[Records for the task]
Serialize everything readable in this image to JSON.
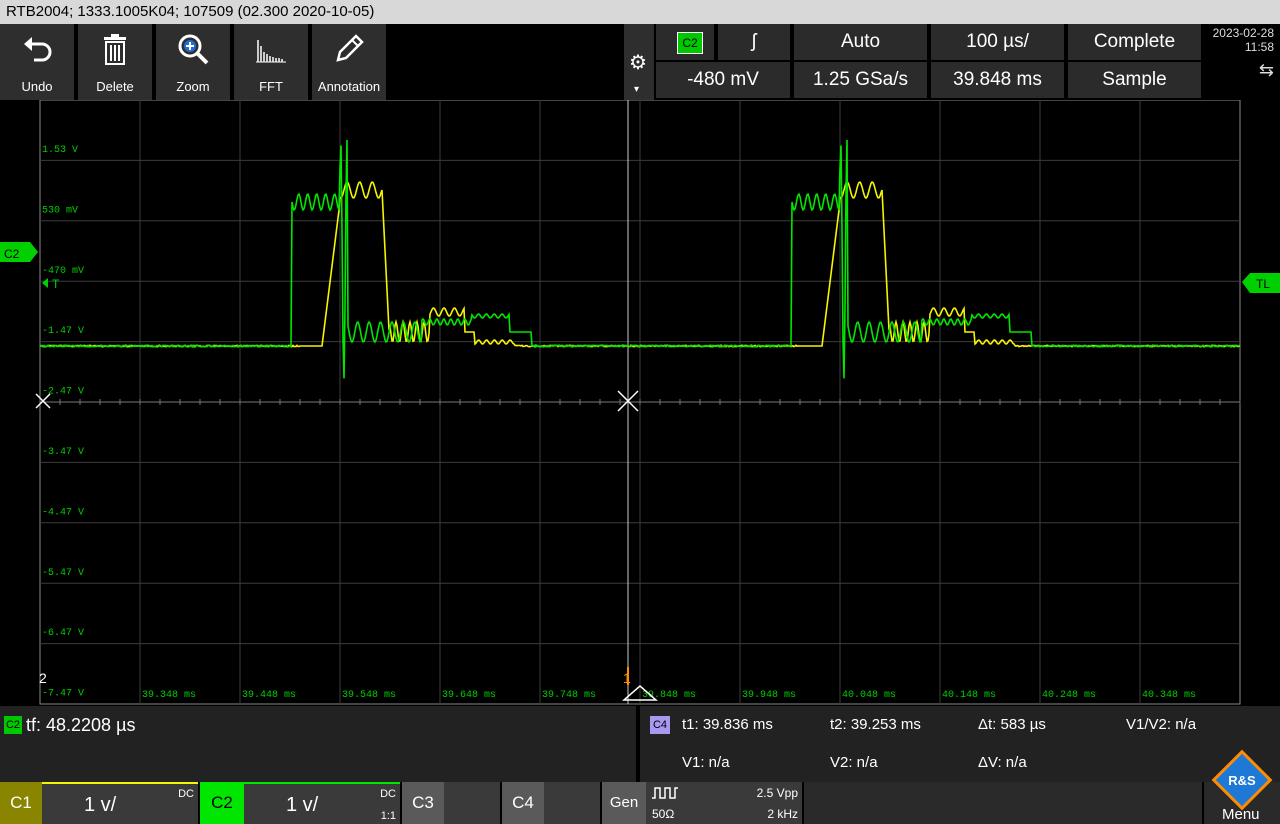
{
  "title_bar": "RTB2004; 1333.1005K04; 107509 (02.300 2020-10-05)",
  "toolbar": {
    "undo": "Undo",
    "delete": "Delete",
    "zoom": "Zoom",
    "fft": "FFT",
    "annotation": "Annotation"
  },
  "trigger": {
    "source": "C2",
    "slope_symbol": "ʃ",
    "mode": "Auto",
    "timebase": "100 µs/",
    "acq_state": "Complete",
    "level": "-480 mV",
    "sample_rate": "1.25 GSa/s",
    "position": "39.848 ms",
    "acq_mode": "Sample"
  },
  "datetime": {
    "date": "2023-02-28",
    "time": "11:58"
  },
  "plot": {
    "left_marker": "C2",
    "trigger_level_marker": "TL",
    "ch2_ground_marker": "2",
    "trigger_pos_marker": "1",
    "y_labels": [
      "1.53 V",
      "530 mV",
      "-470 mV",
      "-1.47 V",
      "-2.47 V",
      "-3.47 V",
      "-4.47 V",
      "-5.47 V",
      "-6.47 V",
      "-7.47 V"
    ],
    "x_labels": [
      "39.348 ms",
      "39.448 ms",
      "39.548 ms",
      "39.648 ms",
      "39.748 ms",
      "39.848 ms",
      "39.948 ms",
      "40.048 ms",
      "40.148 ms",
      "40.248 ms",
      "40.348 ms"
    ]
  },
  "measurement": {
    "src_left": "C2",
    "fall_time": "tf: 48.2208 µs",
    "src_right": "C4",
    "t1": "t1: 39.836 ms",
    "t2": "t2: 39.253 ms",
    "dt": "Δt: 583 µs",
    "v1v2": "V1/V2: n/a",
    "v1": "V1: n/a",
    "v2": "V2: n/a",
    "dv": "ΔV: n/a"
  },
  "channels": {
    "c1": {
      "label": "C1",
      "scale": "1 v/",
      "coupling": "DC",
      "probe": ""
    },
    "c2": {
      "label": "C2",
      "scale": "1 v/",
      "coupling": "DC",
      "probe": "1:1"
    },
    "c3": {
      "label": "C3"
    },
    "c4": {
      "label": "C4"
    },
    "gen": {
      "label": "Gen",
      "amplitude": "2.5 Vpp",
      "impedance": "50Ω",
      "frequency": "2 kHz"
    },
    "menu": "Menu",
    "logo": "R&S"
  },
  "colors": {
    "ch1": "#f5f500",
    "ch2": "#00e600",
    "grid": "#3c3c3c",
    "accent": "#00d000"
  }
}
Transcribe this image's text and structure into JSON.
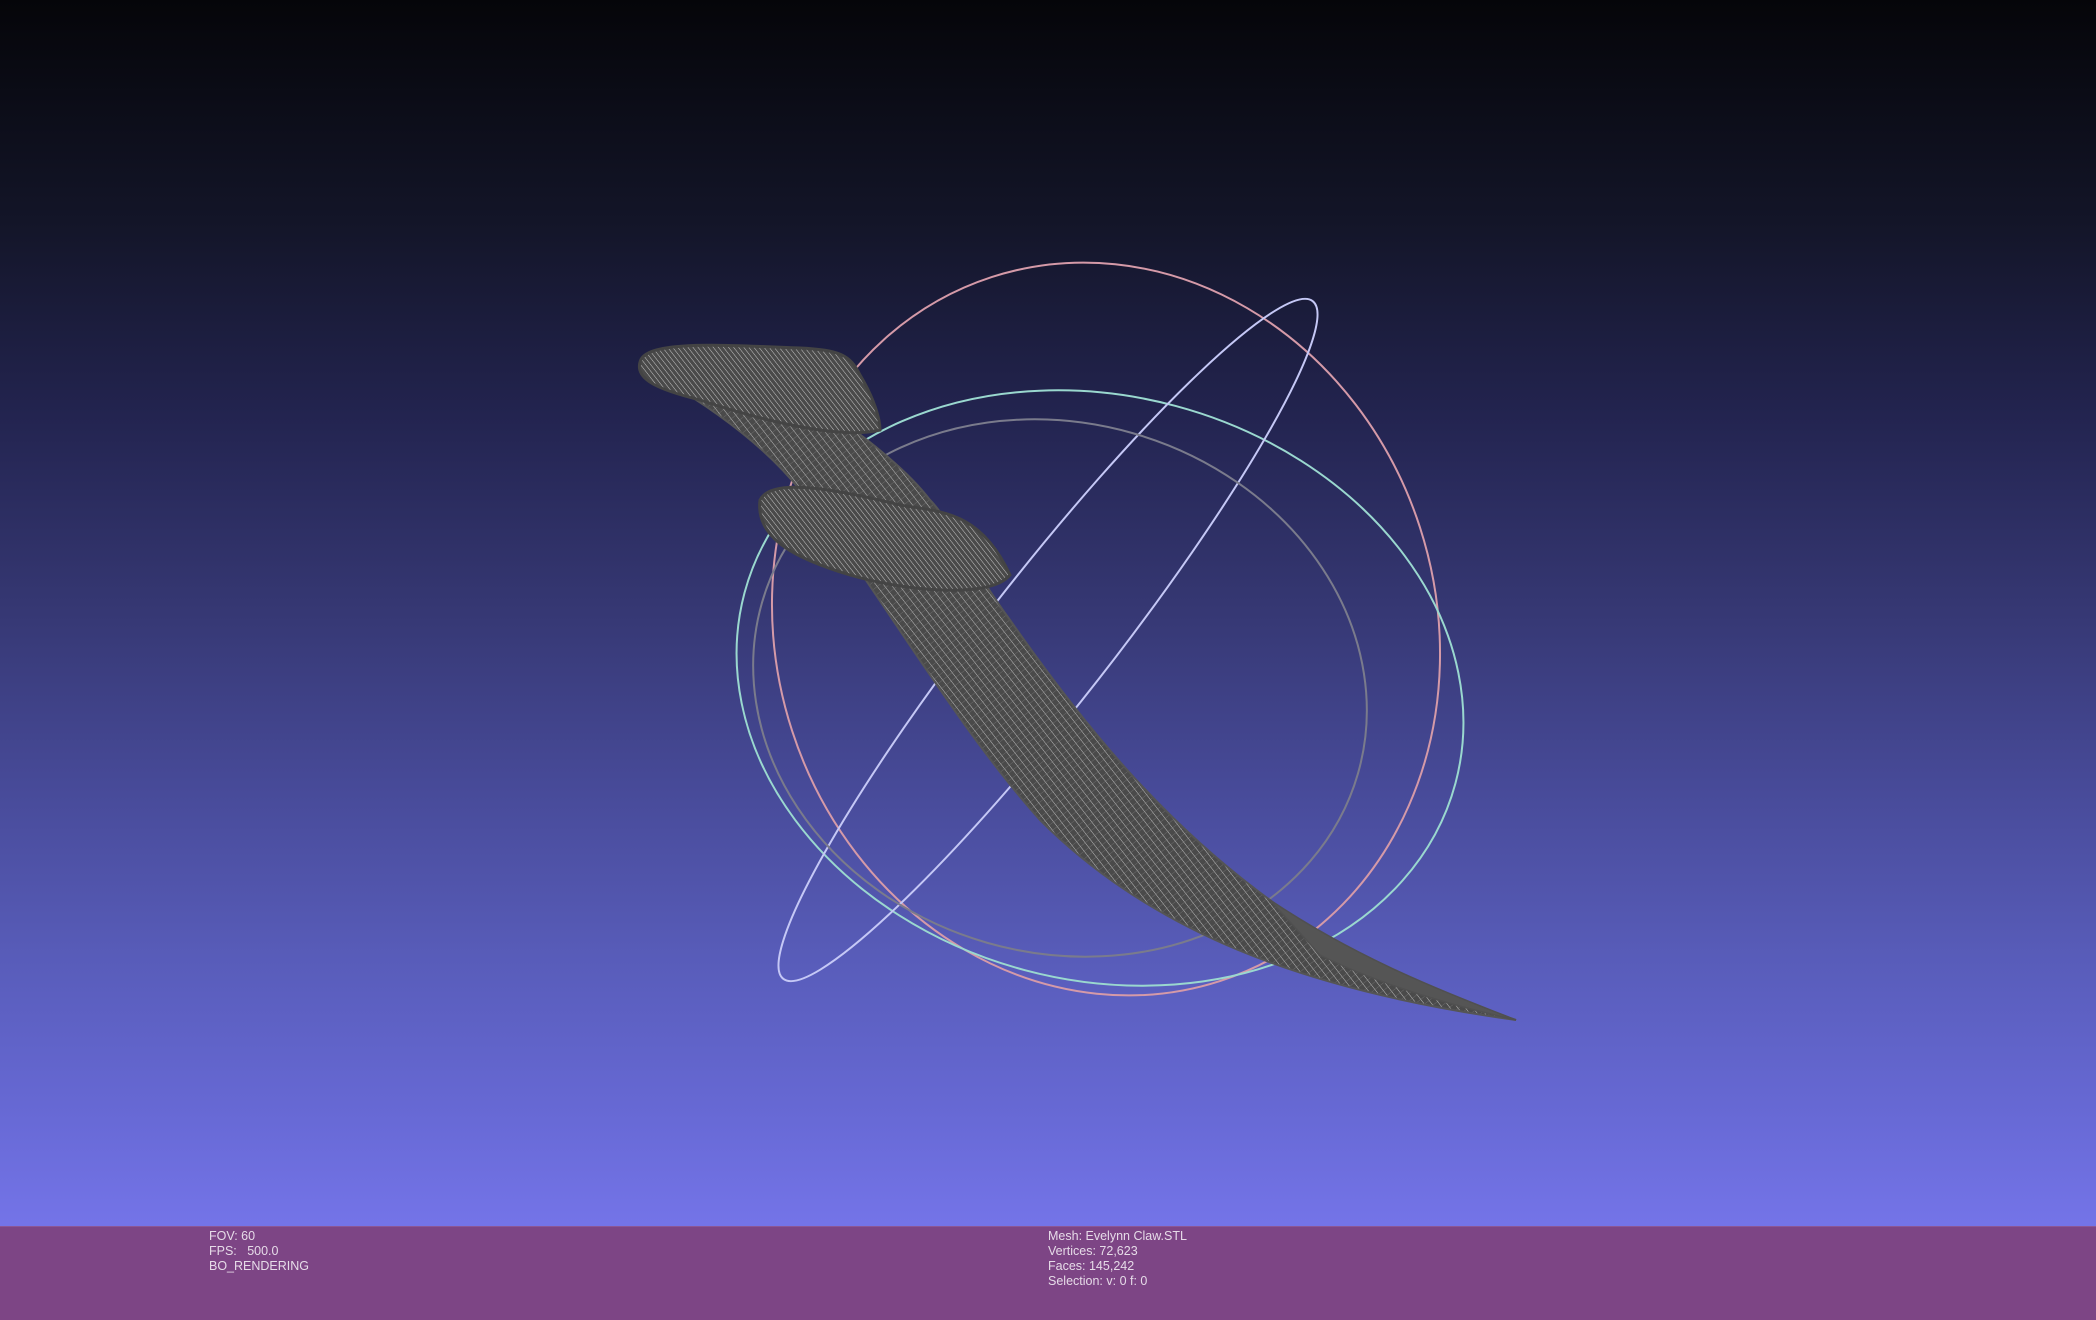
{
  "viewer": {
    "background_top": "#050509",
    "background_bottom": "#7474e8",
    "info_bar_color": "#7d4585"
  },
  "scene": {
    "mesh_color": "#4a4a4a",
    "wireframe_color": "#c8c8c8",
    "trackball_colors": [
      "#d59aa8",
      "#c5c8f6",
      "#9ad8cf",
      "#777788"
    ]
  },
  "info": {
    "fov": "FOV: 60",
    "fps": "FPS:   500.0",
    "rendering": "BO_RENDERING",
    "mesh": "Mesh: Evelynn Claw.STL",
    "vertices": "Vertices: 72,623",
    "faces": "Faces: 145,242",
    "selection": "Selection: v: 0 f: 0"
  }
}
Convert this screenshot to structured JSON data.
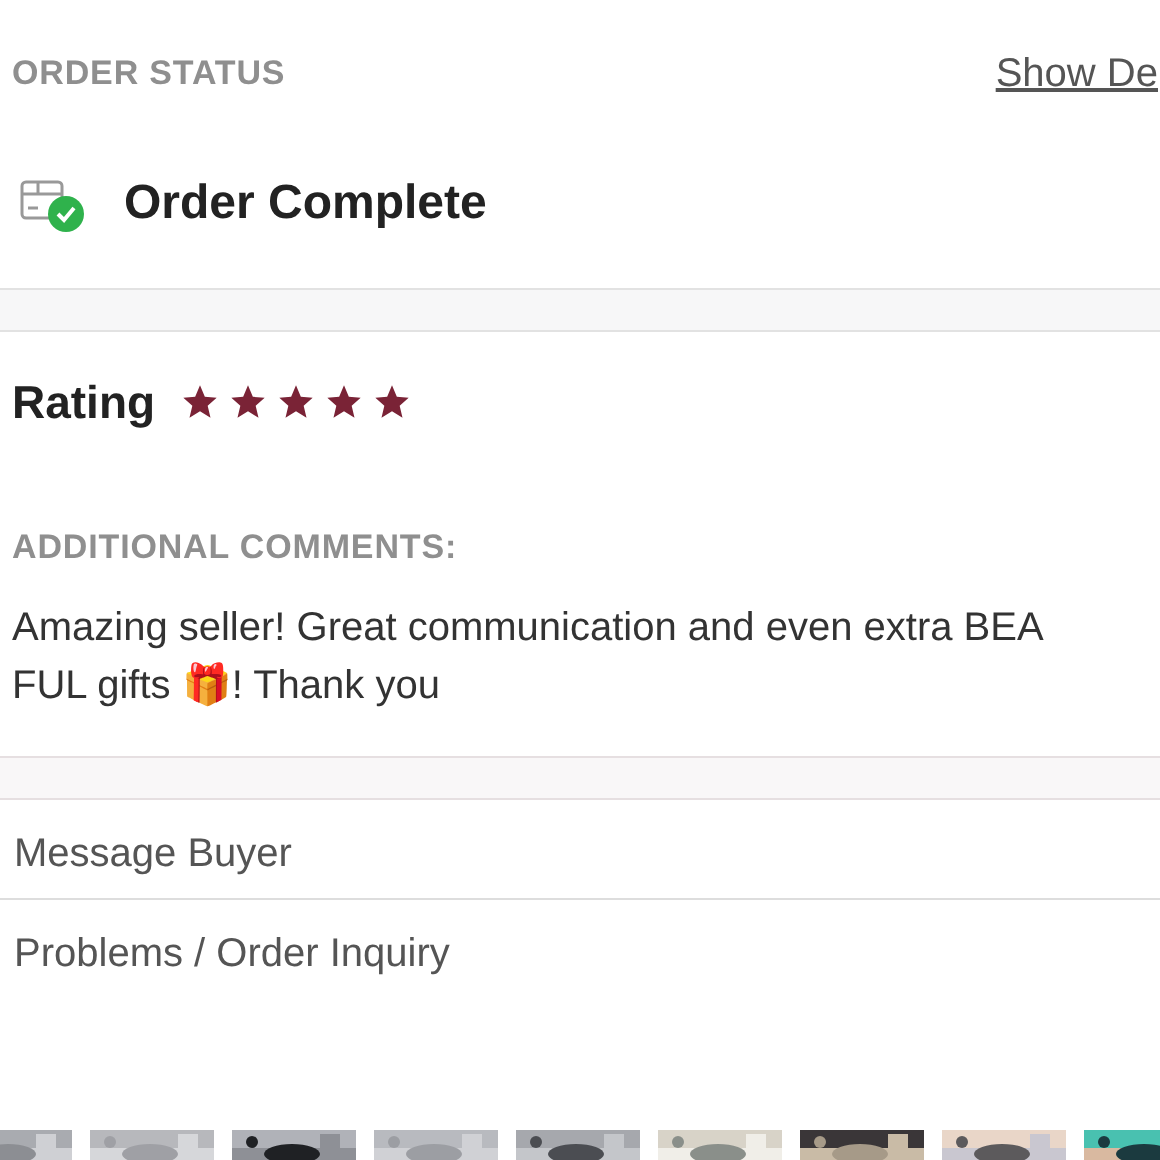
{
  "order_status": {
    "heading": "ORDER STATUS",
    "details_link": "Show De",
    "status": "Order Complete"
  },
  "rating": {
    "label": "Rating",
    "stars": 5
  },
  "comments": {
    "heading": "ADDITIONAL COMMENTS:",
    "lines": [
      "Amazing seller! Great communication and even extra BEA",
      "FUL gifts 🎁! Thank you"
    ]
  },
  "actions": [
    {
      "label": "Message Buyer"
    },
    {
      "label": "Problems / Order Inquiry"
    }
  ]
}
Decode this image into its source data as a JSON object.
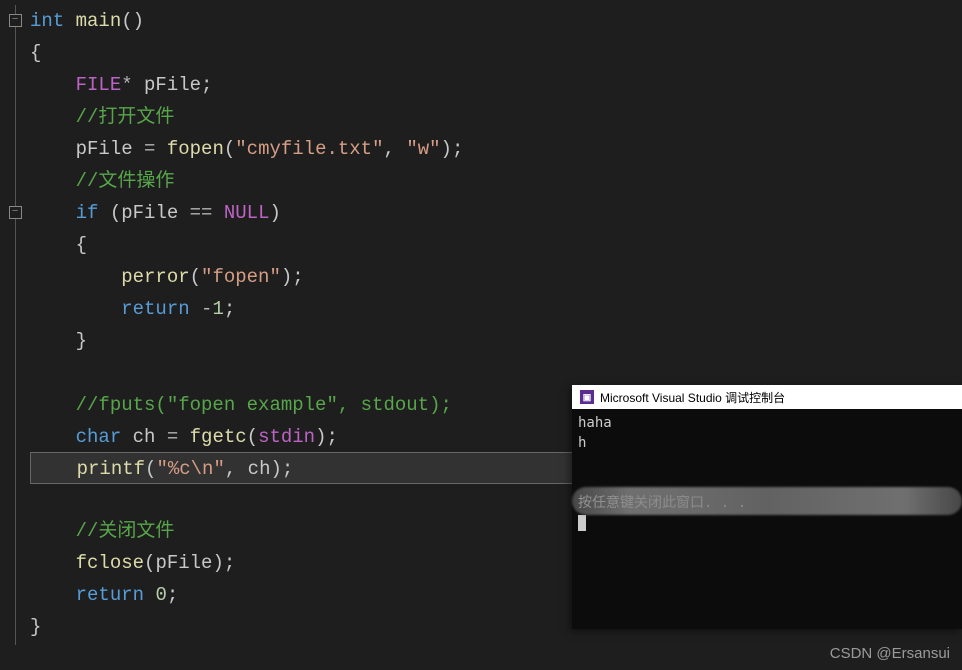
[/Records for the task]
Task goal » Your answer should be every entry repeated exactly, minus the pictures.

Exercise result »
Serialize everything readable in this image to JSON.
{
  "title_bar": "RTB2004; 1333.1005K04; 107509 (02.300 2020-10-05)",
  "toolbar": {
    "undo": "Undo",
    "delete": "Delete",
    "zoom": "Zoom",
    "fft": "FFT",
    "annotation": "Annotation"
  },
  "trigger": {
    "source": "C2",
    "slope_symbol": "ʃ",
    "mode": "Auto",
    "timebase": "100 µs/",
    "acq_state": "Complete",
    "level": "-480 mV",
    "sample_rate": "1.25 GSa/s",
    "position": "39.848 ms",
    "acq_mode": "Sample"
  },
  "datetime": {
    "date": "2023-02-28",
    "time": "11:58"
  },
  "plot": {
    "left_marker": "C2",
    "trigger_level_marker": "TL",
    "ch2_ground_marker": "2",
    "trigger_pos_marker": "1",
    "y_labels": [
      "1.53 V",
      "530 mV",
      "-470 mV",
      "-1.47 V",
      "-2.47 V",
      "-3.47 V",
      "-4.47 V",
      "-5.47 V",
      "-6.47 V",
      "-7.47 V"
    ],
    "x_labels": [
      "39.348 ms",
      "39.448 ms",
      "39.548 ms",
      "39.648 ms",
      "39.748 ms",
      "39.848 ms",
      "39.948 ms",
      "40.048 ms",
      "40.148 ms",
      "40.248 ms",
      "40.348 ms"
    ]
  },
  "measurement": {
    "src_left": "C2",
    "fall_time": "tf: 48.2208 µs",
    "src_right": "C4",
    "t1": "t1: 39.836 ms",
    "t2": "t2: 39.253 ms",
    "dt": "Δt: 583 µs",
    "v1v2": "V1/V2: n/a",
    "v1": "V1: n/a",
    "v2": "V2: n/a",
    "dv": "ΔV: n/a"
  },
  "channels": {
    "c1": {
      "label": "C1",
      "scale": "1 v/",
      "coupling": "DC",
      "probe": ""
    },
    "c2": {
      "label": "C2",
      "scale": "1 v/",
      "coupling": "DC",
      "probe": "1:1"
    },
    "c3": {
      "label": "C3"
    },
    "c4": {
      "label": "C4"
    },
    "gen": {
      "label": "Gen",
      "amplitude": "2.5 Vpp",
      "impedance": "50Ω",
      "frequency": "2 kHz"
    },
    "menu": "Menu",
    "logo": "R&S"
  },
  "colors": {
    "ch1": "#f5f500",
    "ch2": "#00e600",
    "grid": "#3c3c3c",
    "accent": "#00d000"
  }
}
Transcribe this image's text and structure into JSON.
{
  "viewer": {
    "background_top": "#050509",
    "background_bottom": "#7474e8",
    "info_bar_color": "#7d4585"
  },
  "scene": {
    "mesh_color": "#4a4a4a",
    "wireframe_color": "#c8c8c8",
    "trackball_colors": [
      "#d59aa8",
      "#c5c8f6",
      "#9ad8cf",
      "#777788"
    ]
  },
  "info": {
    "fov": "FOV: 60",
    "fps": "FPS:   500.0",
    "rendering": "BO_RENDERING",
    "mesh": "Mesh: Evelynn Claw.STL",
    "vertices": "Vertices: 72,623",
    "faces": "Faces: 145,242",
    "selection": "Selection: v: 0 f: 0"
  }
}
Convert this screenshot to structured JSON data.
{
  "order_status": {
    "heading": "ORDER STATUS",
    "details_link": "Show De",
    "status": "Order Complete"
  },
  "rating": {
    "label": "Rating",
    "stars": 5
  },
  "comments": {
    "heading": "ADDITIONAL COMMENTS:",
    "lines": [
      "Amazing seller! Great communication and even extra BEA",
      "FUL gifts 🎁! Thank you"
    ]
  },
  "actions": [
    {
      "label": "Message Buyer"
    },
    {
      "label": "Problems / Order Inquiry"
    }
  ]
}
Decode this image into its source data as a JSON object.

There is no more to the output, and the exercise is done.